Durham libraries closed their indoor spaces to the public in response to county stay-at-home ordinance, but residents now have two ways to get new books. They can get ebooks through a newly expanded online program, or actual books through a new pick-up service.
Last week the libraries launched a “Take-Out!” book station at every location, a curbside pick-up service much like a restaurant. Book lovers can just order ahead and swing by when the books are ready.
This virtual inventory has been well received by parents adapting to home schooling, with an increase in kids ebooks and e-audio of 88% from February to March and 55% from March to April .
For physical materials that had been in limbo since the stay-at-home order, the library system opened up an automatic book return system June 1 outside the newly renovated Main Library at 300 N. Roxboro Street.

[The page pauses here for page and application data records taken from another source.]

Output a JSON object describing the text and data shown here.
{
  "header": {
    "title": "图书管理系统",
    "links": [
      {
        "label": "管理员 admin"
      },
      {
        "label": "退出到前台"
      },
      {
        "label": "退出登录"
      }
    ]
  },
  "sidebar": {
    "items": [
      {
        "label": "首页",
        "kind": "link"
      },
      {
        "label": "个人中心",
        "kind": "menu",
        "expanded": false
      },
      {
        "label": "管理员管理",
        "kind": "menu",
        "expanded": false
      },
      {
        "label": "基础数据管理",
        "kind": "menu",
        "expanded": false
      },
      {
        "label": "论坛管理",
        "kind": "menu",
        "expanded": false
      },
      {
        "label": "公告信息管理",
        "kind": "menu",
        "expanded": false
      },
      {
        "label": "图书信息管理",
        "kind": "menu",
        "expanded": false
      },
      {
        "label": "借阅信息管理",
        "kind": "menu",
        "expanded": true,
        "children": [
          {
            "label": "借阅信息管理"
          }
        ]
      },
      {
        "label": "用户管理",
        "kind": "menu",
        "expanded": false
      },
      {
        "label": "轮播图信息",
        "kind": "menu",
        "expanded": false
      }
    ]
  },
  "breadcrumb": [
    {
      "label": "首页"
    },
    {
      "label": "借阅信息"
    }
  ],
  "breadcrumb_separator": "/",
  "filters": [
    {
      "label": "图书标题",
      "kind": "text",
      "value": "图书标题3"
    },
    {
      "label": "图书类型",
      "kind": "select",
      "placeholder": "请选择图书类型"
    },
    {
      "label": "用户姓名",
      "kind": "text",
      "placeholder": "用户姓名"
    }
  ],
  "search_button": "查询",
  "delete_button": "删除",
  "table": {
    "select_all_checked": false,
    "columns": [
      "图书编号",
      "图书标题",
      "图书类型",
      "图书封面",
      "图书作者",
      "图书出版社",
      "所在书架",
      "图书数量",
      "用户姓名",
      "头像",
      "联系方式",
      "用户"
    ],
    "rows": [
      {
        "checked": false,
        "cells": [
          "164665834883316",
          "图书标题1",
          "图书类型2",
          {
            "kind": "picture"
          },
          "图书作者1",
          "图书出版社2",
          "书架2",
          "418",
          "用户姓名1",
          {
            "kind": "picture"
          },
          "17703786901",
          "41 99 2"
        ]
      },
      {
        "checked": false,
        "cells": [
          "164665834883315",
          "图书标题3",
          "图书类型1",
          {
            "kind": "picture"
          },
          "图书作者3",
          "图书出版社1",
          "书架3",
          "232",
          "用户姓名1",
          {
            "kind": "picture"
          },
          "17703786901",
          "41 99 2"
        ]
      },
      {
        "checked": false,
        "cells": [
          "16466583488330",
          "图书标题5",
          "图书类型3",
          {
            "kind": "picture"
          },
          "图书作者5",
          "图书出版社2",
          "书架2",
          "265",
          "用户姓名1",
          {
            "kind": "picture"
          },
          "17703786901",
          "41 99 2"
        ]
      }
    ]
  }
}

Bradley said that, as the national conversation has shifted, so has the demand for new books.
Likewise, Stephanie Bonestell, a spokeswoman for the Durham County libraries, said they also have seen a similar increase in interest with titles related to Black Lives Matter, civil rights, and racism in America.
The interest in books by Black authors has prompted important discussions in Durham.
“It’s been our story,” said Victoria Scott-Miller, the owner of Liberation Station, a Durham based “Pop-Up” bookstore. Their website says their mission is centered on “making representation accessible and amplifying Black voices.”
As conversation around systemic racism continues throughout the city, many are asking Scott-Miller and her staff how to educate themselves on the Black experience. Liberation Station has updated its website with resources, but Scott-Miller said this is still a time of grieving for many in the Black community.
“This is a moment for you to learn, for you to gather, for you to do the research and understand the impact,” Scott-Miller says to like-minded community members. She says that provides them time “so we can have the conversation but we’re not having to show up both grieving and teaching at the same time.”
Throughout the pandemic, the store has transitioned from hosting pop-up events (which were like a new take on the Scholastic book fairs) to an almost entirely virtual platform that even includes online storytimes. Still, Scott-Miller and her husband, who co-own the business, insist on hand delivering all orders within the city (they wear a mask and gloves).
The couple feels that the personal delivery is a way to connect with customers and provide a special experience.
“There are a lot of children of color that are seeing themselves in these books for the first time,” she said, “we want them to know that they are of value.”
Their packages are wrapped in chalkboard paper, tied in red twine, and accented with a green notecard — and a handwritten note.
Photo above: Letters Bookshop in downtown Durham remains closed to the public, but the owners have online ordering. Photo by Henry Haggart, The 9th Street Journal